Further, for those who want it, there is a lot of control to tweak permissions at a very fine-grained level. Our pilot faculty really like the flexibility of permissions. (See this video of Barbara Wildemuth, Professor in SILS, discussing permissions streamlining committee collaboration).
Only 2 more ideas left to go: public vs. private content and group-aware tools!
[This is a guest entry from Brian Moynihan, Program Manager & Sakai Lead at UNC School of Medicine. Thanks, Brian!]
One of the things that faculty have enjoyed about using Sakai at the UNC School of Medicine is its ability to bring faculty and students together as a community.
Many features of Sakai work on the principle of bringing community together. For instance the ability to see student pictures in the roster and in the discussion forums have helped faculty learn their students’ names and connect a personality with a student’s post.
Because many tools in Sakai are group-aware, it becomes easy to email a group of people in the course or to create a forum specifically for a small group section. These tools can thus provide a friendly, dynamic way to foster group cohesion and cooperation.
In this video Dr. Kurt Gilliland and Dr. Ed Kernick, co-directors of a first year medical school course with 160 students, discuss the ways that Sakai enabled collaboration in and out of the classroom.
This is the second in our five-part series called, “Sakai 5 Big Ideas.”

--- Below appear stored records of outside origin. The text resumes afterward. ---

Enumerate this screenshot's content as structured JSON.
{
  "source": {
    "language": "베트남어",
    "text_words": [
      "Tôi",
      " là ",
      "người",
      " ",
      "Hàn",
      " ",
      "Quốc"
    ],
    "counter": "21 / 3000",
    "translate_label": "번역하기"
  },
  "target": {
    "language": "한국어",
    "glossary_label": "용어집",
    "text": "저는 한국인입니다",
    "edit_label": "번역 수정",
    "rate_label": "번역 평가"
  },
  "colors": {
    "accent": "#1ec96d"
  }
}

Tools are managed at the tool level — and we have choices! Click on a menu item/tool, and you will see a bar display under the title that provides options for managing it. However, the fun part is that you have choices as an individual — and there are choices at the institutional level.

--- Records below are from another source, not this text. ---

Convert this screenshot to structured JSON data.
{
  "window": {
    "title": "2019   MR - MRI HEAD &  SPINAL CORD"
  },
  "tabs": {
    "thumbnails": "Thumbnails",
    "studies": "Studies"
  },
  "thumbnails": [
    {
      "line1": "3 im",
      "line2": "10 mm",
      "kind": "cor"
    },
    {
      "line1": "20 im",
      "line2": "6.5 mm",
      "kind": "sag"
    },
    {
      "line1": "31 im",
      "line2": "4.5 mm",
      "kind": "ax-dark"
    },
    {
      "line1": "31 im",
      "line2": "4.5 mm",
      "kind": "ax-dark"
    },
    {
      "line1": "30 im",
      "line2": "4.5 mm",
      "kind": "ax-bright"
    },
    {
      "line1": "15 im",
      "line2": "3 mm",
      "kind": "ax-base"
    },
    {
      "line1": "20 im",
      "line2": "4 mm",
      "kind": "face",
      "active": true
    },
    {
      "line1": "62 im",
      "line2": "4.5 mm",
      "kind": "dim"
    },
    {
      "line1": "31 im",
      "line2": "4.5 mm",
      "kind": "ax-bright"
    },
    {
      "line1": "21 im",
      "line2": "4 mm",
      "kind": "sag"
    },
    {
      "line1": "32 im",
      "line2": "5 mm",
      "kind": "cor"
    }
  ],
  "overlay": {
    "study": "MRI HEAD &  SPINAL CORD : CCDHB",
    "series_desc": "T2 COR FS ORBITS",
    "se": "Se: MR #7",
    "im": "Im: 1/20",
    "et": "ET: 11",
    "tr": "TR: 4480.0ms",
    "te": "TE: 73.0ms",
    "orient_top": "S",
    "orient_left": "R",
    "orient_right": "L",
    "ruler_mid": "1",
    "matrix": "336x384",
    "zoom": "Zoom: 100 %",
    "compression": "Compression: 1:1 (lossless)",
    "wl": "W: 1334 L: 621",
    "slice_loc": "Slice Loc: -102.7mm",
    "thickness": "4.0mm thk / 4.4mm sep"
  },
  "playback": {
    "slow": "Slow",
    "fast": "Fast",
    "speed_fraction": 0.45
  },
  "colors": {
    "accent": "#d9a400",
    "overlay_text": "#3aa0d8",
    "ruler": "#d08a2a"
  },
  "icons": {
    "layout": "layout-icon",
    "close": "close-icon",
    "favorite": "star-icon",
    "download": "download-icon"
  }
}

There is a large set of tools to choose from (see video below) and you can select as many or as few as you like. But there are also choices at the institutional level about which tools to support and how to customize Sakai. Perhaps UNC will want to add and support “contrib” tools (like OpenSyllabus) that are not in our current list — or maybe UNC will opt to support only one of the testing tools.
Having choices is good!

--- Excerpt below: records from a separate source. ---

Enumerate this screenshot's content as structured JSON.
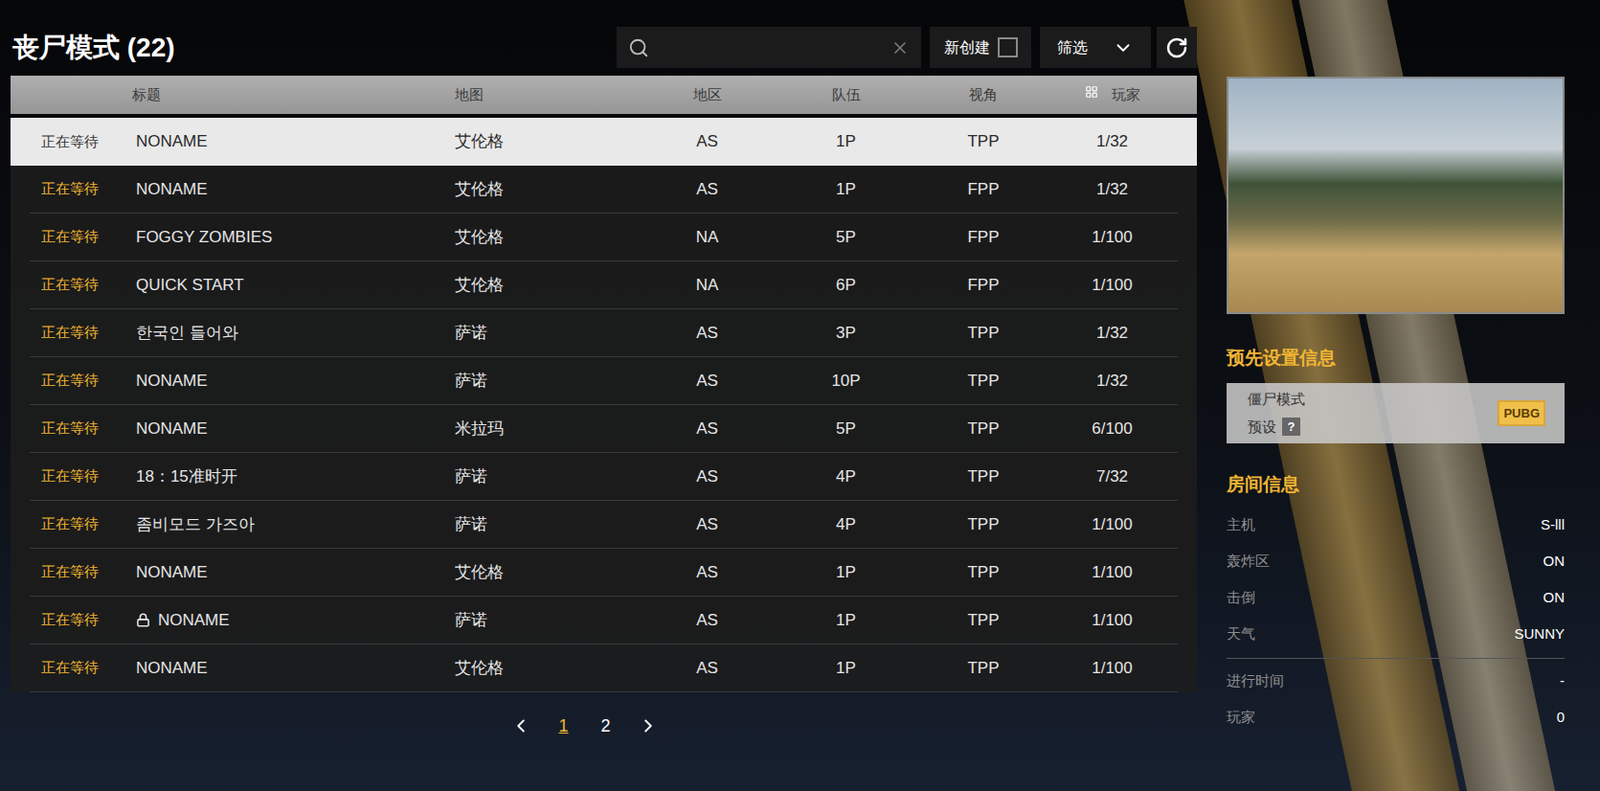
{
  "page": {
    "title": "丧尸模式 (22)"
  },
  "search": {
    "placeholder": "",
    "clear_icon": true
  },
  "new_created": {
    "label": "新创建",
    "checked": false
  },
  "filter": {
    "label": "筛选"
  },
  "table": {
    "columns": [
      "标题",
      "地图",
      "地区",
      "队伍",
      "视角",
      "玩家"
    ],
    "rows": [
      {
        "status": "正在等待",
        "title": "NONAME",
        "locked": false,
        "map": "艾伦格",
        "region": "AS",
        "team": "1P",
        "view": "TPP",
        "players": "1/32",
        "selected": true
      },
      {
        "status": "正在等待",
        "title": "NONAME",
        "locked": false,
        "map": "艾伦格",
        "region": "AS",
        "team": "1P",
        "view": "FPP",
        "players": "1/32",
        "selected": false
      },
      {
        "status": "正在等待",
        "title": "FOGGY ZOMBIES",
        "locked": false,
        "map": "艾伦格",
        "region": "NA",
        "team": "5P",
        "view": "FPP",
        "players": "1/100",
        "selected": false
      },
      {
        "status": "正在等待",
        "title": "QUICK START",
        "locked": false,
        "map": "艾伦格",
        "region": "NA",
        "team": "6P",
        "view": "FPP",
        "players": "1/100",
        "selected": false
      },
      {
        "status": "正在等待",
        "title": "한국인 들어와",
        "locked": false,
        "map": "萨诺",
        "region": "AS",
        "team": "3P",
        "view": "TPP",
        "players": "1/32",
        "selected": false
      },
      {
        "status": "正在等待",
        "title": "NONAME",
        "locked": false,
        "map": "萨诺",
        "region": "AS",
        "team": "10P",
        "view": "TPP",
        "players": "1/32",
        "selected": false
      },
      {
        "status": "正在等待",
        "title": "NONAME",
        "locked": false,
        "map": "米拉玛",
        "region": "AS",
        "team": "5P",
        "view": "TPP",
        "players": "6/100",
        "selected": false
      },
      {
        "status": "正在等待",
        "title": "18：15准时开",
        "locked": false,
        "map": "萨诺",
        "region": "AS",
        "team": "4P",
        "view": "TPP",
        "players": "7/32",
        "selected": false
      },
      {
        "status": "正在等待",
        "title": "좀비모드 가즈아",
        "locked": false,
        "map": "萨诺",
        "region": "AS",
        "team": "4P",
        "view": "TPP",
        "players": "1/100",
        "selected": false
      },
      {
        "status": "正在等待",
        "title": "NONAME",
        "locked": false,
        "map": "艾伦格",
        "region": "AS",
        "team": "1P",
        "view": "TPP",
        "players": "1/100",
        "selected": false
      },
      {
        "status": "正在等待",
        "title": "NONAME",
        "locked": true,
        "map": "萨诺",
        "region": "AS",
        "team": "1P",
        "view": "TPP",
        "players": "1/100",
        "selected": false
      },
      {
        "status": "正在等待",
        "title": "NONAME",
        "locked": false,
        "map": "艾伦格",
        "region": "AS",
        "team": "1P",
        "view": "TPP",
        "players": "1/100",
        "selected": false
      }
    ]
  },
  "pagination": {
    "pages": [
      {
        "label": "1",
        "selected": true
      },
      {
        "label": "2",
        "selected": false
      }
    ]
  },
  "preset": {
    "title": "预先设置信息",
    "mode": "僵尸模式",
    "label": "预设",
    "help": "?",
    "logo": "PUBG"
  },
  "room_info": {
    "title": "房间信息",
    "settings": [
      {
        "label": "主机",
        "value": "S-lll"
      },
      {
        "label": "轰炸区",
        "value": "ON"
      },
      {
        "label": "击倒",
        "value": "ON"
      },
      {
        "label": "天气",
        "value": "SUNNY"
      }
    ],
    "status": [
      {
        "label": "进行时间",
        "value": "-"
      },
      {
        "label": "玩家",
        "value": "0"
      }
    ]
  }
}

Drag and drop content into your Course Site
Tuesday, April 20 (12-1PM)
Friday, April 23 (12-1PM)
If “drag and drop” sounds like music to your ears when talking about moving content from your computer to your Course Site, join this workshop and learn how to do it in 3 easy steps using Sakai.
How to easily manage multiple sections/groups using only one Course Site
Thursday, April 22 (12-1PM)
Monday, April 26 (12-1PM)
Tired of copping enrollments from one Course Site to another?
Do you wish you could manage students from different course sections separately and easily within the same Course Site?
If your answer to any of these questions is yes, join this workshop to learn how to save time using Sakai’s Section/Group aware tools.
You have not used Sakai before? Don’t let that stop you, novices are welcome!
To hear Sakai testimonials from UNC-CH’s faculty and learn more about UNC-CH’s Sakai pilot please visit http://www.unc.edu/sakaipilot/blog/?cat=16
This is the first in our five-part series called, “Sakai 5 Big Ideas.”
You have your own private workspace area where you can upload, save, create, and move files. You can also view all of your sites’ combined announcements and calendar events. (Students report that these features get two enthusiastic thumbs-up.)
To learn more, see the 3-minute screencast below (for best results, make it full-screen). You can try this today by logging into http://sakaipilot.unc.edu
The UNC School of Medicine is using the Calendar Tool in unique ways. We thought you’d like to see how!
Dr. Kurt Gilliland and Dr. Ed Kernick co-directed a course of 160 first-year medical school students in the Fall 2009. The intensive face-to-face course contained the content equivalent to a full semester in a compressed 9-week period. To help everyone stay on track, the course designers and faculty used the calendar as the organizing principle of the course. Below is an example that links to additional screen shots (from a current Med School course).
Thank you, School of Medicine for your fresh ideas! We like them!
Find about more from the faculty in this 3.5 minute video interview.